F42. Stronge, W.J. Contact problems for elasto-plastic impact in multi-body systems. Keynote lecture. Impacts in Mechanical Systems - Analysis and Modelling, Euromech Colloquium 397, Grenoble, France (June/July 1999); Edited by B. Brogliato, 189-234. Lecture Notes in Physics 551 (Springer-Verlag, 2000). ISBN 354067523X
F43. Stronge, W.J. Impact Mechanics (Cambridge Universtiy Press, 2000). ISBN 0521632862.
F44. Stronge, W.J. Generalised impulse and generalised momentum applied to multibody impact with an energetic coefficient of restitution. ICTAM 2000: International Congress of Theoretical and Applied Mechanics, 20th IUTAM Congress, Chicago, IL, USA (August/September 2000).
F45. Stronge, W.J. Mechanics of impact for compliant mutli-body systems. IUTAM Symposium on Unilateral Multibody Contacts, Munich, Germany, (August 1998); Edited by F. Pfeiffer, Ch. Glocker, 137-144. Solid Mechanics and Its Applications 72 (Kluwer Academic Publishers, 2000). ISBN 0792360303.
F46. Stronge, W.J. Multi-body impact with friction. Multi-Body Dynamics: Monitoring and Simulation Techniques II: 2nd Triennial International Symposium on Multi-body Dynamics, Bradford (June 2000); Edited by H. Rahnekat, et al, 15-26 (Professional Engineering Publishing, 2000). ISBN 1860582583.

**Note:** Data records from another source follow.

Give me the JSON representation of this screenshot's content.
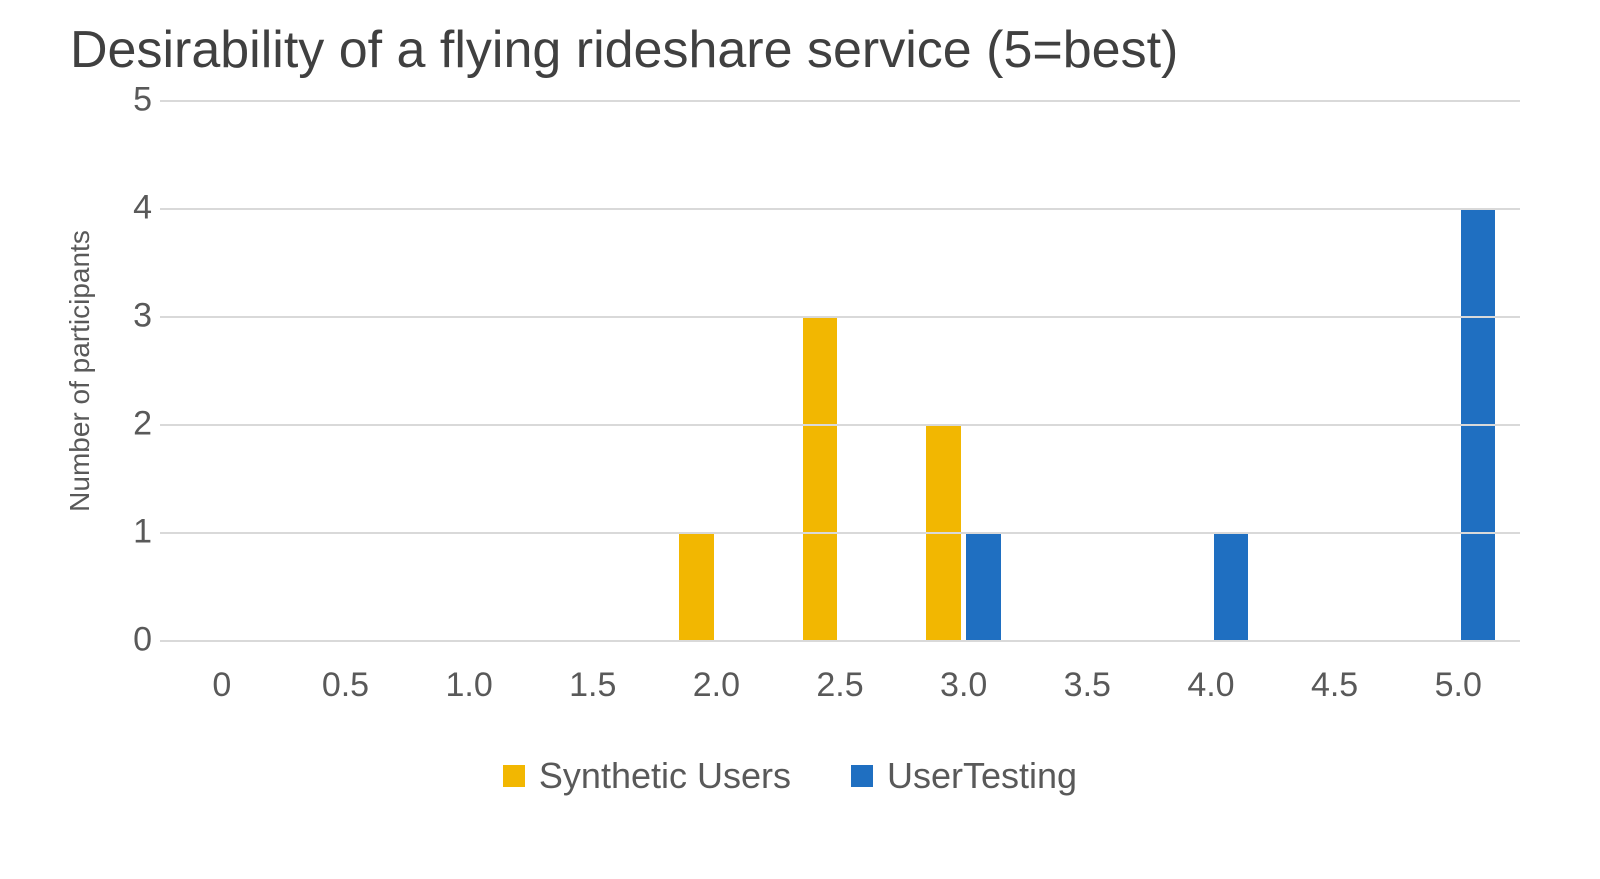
{
  "chart_data": {
    "type": "bar",
    "title": "Desirability of a flying rideshare service (5=best)",
    "ylabel": "Number of participants",
    "xlabel": "",
    "ylim": [
      0,
      5
    ],
    "yticks": [
      0,
      1,
      2,
      3,
      4,
      5
    ],
    "categories": [
      "0",
      "0.5",
      "1.0",
      "1.5",
      "2.0",
      "2.5",
      "3.0",
      "3.5",
      "4.0",
      "4.5",
      "5.0"
    ],
    "series": [
      {
        "name": "Synthetic Users",
        "color": "#f2b701",
        "values": [
          0,
          0,
          0,
          0,
          1,
          3,
          2,
          0,
          0,
          0,
          0
        ]
      },
      {
        "name": "UserTesting",
        "color": "#1f6fc1",
        "values": [
          0,
          0,
          0,
          0,
          0,
          0,
          1,
          0,
          1,
          0,
          4
        ]
      }
    ]
  }
}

F47. Talbot, J.P., Hunt, H.E.M. An energy method for assessing the performance of base-isolated structures. NOVEM 2000, International Conference on Noise and Vibration Energy Methods, Lyon, France; Edited by G. Pavic (August/September 2000). CD Rom.
F48. Talbot, J.P., Hunt, H.E.M. On the performance of base-isolated buildings. Building Acoustics, 7, (3), 163-178 (2000).
F49. Woodhouse, J., Loach, A.R. The torsional behaviour of cello strings. Acustica/Acta Acustica, 85, (5), 735-740 (September/October 1999).
F50. Woodhouse, J., Schumacher, R.T., Garoff, S. Reconstruction of bowing point friction force in a bowed string. Journal of the Acoustical Society of America, 108, (1), 357-368 (July 2000).
F51. Yap, D.S.C., Cebon, D. Energy confinement in imperfect periodic systems. Journal of Sound and Vibration, 232, (4), 669-694 (May 2000).
[Table of Contents]
Last modified: September 2001